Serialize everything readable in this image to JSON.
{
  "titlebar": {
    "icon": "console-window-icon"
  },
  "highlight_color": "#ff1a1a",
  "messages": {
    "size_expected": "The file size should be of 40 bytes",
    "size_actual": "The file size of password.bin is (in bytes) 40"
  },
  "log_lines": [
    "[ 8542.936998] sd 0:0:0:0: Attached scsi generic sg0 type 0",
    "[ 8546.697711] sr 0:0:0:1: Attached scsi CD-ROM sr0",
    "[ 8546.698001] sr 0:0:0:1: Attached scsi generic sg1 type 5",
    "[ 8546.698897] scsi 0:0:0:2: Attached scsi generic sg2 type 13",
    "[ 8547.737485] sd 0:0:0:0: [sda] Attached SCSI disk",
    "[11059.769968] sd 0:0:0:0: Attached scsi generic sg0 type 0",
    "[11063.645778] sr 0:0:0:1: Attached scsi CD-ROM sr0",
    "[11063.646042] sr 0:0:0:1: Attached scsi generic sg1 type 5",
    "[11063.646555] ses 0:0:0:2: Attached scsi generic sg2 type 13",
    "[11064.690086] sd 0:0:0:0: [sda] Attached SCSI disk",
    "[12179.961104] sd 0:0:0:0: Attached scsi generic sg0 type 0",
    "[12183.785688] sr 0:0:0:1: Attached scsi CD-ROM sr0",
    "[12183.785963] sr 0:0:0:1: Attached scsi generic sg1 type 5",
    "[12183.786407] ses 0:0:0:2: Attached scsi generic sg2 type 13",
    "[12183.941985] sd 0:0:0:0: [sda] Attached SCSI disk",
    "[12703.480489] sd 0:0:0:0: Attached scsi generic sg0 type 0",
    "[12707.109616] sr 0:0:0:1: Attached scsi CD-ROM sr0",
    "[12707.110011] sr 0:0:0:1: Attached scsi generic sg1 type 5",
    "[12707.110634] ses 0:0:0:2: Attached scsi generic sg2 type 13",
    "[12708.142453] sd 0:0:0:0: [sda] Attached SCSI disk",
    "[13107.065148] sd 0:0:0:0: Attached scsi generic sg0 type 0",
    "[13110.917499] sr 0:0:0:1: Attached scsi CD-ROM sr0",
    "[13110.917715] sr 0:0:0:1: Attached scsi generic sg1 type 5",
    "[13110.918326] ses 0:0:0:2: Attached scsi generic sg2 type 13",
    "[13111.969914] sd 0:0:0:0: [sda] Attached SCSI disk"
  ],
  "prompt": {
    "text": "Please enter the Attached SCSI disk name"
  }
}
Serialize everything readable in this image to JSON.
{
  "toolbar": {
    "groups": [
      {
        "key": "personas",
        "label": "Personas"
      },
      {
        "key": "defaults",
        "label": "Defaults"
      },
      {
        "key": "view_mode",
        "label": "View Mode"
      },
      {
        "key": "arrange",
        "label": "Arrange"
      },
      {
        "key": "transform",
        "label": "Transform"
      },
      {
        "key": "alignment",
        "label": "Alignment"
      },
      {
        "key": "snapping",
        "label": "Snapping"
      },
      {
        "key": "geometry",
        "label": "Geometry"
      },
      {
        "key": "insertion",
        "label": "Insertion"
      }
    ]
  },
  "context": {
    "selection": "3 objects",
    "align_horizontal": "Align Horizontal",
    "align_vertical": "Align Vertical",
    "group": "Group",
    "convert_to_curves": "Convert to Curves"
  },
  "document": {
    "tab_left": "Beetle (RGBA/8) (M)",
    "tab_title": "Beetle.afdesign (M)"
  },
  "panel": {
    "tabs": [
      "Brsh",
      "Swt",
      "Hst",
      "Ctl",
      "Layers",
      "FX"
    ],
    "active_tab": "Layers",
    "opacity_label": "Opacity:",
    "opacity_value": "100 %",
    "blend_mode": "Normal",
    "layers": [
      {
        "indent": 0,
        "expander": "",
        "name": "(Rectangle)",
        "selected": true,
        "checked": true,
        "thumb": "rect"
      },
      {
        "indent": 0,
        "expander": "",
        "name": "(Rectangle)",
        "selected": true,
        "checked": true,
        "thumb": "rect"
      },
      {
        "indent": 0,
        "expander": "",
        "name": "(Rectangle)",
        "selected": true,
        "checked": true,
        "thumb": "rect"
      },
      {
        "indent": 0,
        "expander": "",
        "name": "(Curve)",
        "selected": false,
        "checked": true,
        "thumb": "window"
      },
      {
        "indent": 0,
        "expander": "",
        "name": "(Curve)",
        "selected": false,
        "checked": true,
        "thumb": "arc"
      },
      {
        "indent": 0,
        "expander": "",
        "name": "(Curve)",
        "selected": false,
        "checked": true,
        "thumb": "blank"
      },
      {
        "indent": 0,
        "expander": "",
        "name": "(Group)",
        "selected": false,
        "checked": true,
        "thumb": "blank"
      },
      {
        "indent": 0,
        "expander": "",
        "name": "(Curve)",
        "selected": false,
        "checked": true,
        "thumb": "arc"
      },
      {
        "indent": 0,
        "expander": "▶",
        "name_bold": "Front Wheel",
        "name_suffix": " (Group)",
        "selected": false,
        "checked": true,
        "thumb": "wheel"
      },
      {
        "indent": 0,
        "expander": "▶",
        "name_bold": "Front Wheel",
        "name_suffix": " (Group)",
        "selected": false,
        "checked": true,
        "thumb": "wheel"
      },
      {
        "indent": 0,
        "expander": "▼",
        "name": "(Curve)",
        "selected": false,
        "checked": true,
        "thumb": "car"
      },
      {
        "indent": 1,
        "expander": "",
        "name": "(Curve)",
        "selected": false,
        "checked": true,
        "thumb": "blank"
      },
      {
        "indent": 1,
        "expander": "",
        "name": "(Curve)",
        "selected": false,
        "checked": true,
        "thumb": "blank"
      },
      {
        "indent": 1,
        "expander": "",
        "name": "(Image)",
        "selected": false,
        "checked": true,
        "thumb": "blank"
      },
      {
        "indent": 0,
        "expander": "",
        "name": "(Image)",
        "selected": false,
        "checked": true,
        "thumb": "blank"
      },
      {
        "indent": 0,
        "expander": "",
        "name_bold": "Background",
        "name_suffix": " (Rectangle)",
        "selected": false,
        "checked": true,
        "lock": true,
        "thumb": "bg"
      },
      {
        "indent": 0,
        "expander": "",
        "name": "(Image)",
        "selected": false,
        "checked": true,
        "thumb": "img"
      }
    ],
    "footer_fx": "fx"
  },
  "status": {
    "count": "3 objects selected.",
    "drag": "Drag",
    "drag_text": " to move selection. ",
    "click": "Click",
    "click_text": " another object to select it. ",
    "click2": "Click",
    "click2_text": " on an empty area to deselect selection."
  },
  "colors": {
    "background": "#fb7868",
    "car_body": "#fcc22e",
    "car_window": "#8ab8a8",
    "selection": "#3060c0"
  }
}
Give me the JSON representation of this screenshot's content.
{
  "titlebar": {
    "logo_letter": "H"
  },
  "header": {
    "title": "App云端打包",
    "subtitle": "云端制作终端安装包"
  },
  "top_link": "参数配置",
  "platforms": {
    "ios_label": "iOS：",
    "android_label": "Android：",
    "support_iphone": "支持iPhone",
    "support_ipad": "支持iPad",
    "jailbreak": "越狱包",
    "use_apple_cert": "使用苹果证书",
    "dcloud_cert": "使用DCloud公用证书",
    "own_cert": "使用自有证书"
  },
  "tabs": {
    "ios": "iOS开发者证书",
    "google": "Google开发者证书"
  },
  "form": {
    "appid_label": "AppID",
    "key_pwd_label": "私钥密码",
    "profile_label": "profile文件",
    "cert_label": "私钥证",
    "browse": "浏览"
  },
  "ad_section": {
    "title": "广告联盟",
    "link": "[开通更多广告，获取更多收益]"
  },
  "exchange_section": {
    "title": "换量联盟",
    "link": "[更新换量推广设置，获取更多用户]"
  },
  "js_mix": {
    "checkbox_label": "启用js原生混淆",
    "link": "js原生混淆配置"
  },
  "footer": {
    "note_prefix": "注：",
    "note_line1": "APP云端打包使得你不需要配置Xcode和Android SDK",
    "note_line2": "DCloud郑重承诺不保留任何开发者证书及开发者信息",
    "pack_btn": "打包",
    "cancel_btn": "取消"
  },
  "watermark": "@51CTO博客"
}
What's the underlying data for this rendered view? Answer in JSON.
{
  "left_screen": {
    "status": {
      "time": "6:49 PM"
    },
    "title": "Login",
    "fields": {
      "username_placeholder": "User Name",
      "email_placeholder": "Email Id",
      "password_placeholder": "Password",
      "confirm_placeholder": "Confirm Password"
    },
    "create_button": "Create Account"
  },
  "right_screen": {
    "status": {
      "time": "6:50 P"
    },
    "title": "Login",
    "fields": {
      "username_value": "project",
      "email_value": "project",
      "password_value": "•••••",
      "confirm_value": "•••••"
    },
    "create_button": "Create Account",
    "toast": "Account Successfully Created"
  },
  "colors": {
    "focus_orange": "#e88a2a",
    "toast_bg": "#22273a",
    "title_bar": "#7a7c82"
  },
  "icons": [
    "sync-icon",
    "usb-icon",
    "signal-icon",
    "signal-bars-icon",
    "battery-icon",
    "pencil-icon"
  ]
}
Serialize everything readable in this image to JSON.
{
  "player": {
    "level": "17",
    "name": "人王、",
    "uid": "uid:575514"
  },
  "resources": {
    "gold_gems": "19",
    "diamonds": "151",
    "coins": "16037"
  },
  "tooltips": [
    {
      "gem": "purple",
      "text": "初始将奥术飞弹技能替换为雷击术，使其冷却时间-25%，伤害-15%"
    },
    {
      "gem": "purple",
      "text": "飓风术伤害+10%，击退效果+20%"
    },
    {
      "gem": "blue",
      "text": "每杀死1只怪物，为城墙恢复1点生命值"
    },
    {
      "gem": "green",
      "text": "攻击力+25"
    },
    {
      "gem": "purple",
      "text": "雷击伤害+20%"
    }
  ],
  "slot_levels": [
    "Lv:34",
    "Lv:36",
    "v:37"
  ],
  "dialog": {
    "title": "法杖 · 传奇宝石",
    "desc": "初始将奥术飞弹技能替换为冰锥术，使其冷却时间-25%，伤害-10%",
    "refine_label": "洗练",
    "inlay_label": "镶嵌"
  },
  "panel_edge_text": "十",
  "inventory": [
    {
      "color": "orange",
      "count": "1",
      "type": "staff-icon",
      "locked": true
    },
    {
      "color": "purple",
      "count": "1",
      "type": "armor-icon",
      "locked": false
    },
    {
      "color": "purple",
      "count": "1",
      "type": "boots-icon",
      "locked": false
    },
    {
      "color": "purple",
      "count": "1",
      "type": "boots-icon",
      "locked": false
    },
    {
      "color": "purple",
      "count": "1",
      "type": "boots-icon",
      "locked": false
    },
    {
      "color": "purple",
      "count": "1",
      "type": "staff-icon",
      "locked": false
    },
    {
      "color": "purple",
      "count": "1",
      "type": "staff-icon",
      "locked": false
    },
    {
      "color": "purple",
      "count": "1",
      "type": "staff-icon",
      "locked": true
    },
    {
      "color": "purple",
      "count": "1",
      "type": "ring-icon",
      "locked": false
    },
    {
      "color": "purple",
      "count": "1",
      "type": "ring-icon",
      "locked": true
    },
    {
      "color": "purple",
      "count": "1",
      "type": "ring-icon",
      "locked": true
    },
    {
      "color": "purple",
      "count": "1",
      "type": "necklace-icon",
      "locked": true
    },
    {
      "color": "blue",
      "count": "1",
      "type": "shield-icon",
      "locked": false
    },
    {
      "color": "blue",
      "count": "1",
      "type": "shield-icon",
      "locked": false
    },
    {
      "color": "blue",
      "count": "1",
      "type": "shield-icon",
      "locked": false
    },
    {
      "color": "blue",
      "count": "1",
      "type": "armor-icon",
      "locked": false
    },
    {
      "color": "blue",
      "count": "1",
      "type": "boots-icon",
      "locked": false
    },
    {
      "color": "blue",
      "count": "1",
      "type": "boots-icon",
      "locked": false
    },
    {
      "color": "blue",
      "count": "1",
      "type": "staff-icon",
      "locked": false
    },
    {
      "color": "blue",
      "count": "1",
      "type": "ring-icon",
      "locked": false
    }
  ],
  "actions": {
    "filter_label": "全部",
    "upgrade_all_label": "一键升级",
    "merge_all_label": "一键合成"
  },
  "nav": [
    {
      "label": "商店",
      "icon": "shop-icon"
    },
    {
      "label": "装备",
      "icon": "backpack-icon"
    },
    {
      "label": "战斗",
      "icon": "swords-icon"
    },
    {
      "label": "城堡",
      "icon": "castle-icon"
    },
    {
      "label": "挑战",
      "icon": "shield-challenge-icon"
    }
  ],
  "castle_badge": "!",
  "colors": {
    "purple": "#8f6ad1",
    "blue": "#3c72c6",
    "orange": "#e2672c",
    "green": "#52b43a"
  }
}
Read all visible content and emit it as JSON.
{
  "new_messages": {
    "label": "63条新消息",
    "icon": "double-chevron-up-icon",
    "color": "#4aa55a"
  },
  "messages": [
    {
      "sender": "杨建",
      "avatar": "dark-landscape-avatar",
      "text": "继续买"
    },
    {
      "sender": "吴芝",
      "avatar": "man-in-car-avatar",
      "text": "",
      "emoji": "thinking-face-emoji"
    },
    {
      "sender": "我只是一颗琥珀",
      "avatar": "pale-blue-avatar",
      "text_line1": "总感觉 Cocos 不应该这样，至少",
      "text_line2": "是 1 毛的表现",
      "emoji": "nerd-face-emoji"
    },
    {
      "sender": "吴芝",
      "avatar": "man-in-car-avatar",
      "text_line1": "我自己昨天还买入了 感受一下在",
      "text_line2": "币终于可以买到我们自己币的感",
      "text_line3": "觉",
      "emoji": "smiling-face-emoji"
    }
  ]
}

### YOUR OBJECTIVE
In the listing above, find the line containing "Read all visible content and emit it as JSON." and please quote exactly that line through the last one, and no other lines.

### RESPONSE AREA
Read all visible content and emit it as JSON.
{
  "new_messages": {
    "label": "63条新消息",
    "icon": "double-chevron-up-icon",
    "color": "#4aa55a"
  },
  "messages": [
    {
      "sender": "杨建",
      "avatar": "dark-landscape-avatar",
      "text": "继续买"
    },
    {
      "sender": "吴芝",
      "avatar": "man-in-car-avatar",
      "text": "",
      "emoji": "thinking-face-emoji"
    },
    {
      "sender": "我只是一颗琥珀",
      "avatar": "pale-blue-avatar",
      "text_line1": "总感觉 Cocos 不应该这样，至少",
      "text_line2": "是 1 毛的表现",
      "emoji": "nerd-face-emoji"
    },
    {
      "sender": "吴芝",
      "avatar": "man-in-car-avatar",
      "text_line1": "我自己昨天还买入了 感受一下在",
      "text_line2": "币终于可以买到我们自己币的感",
      "text_line3": "觉",
      "emoji": "smiling-face-emoji"
    }
  ]
}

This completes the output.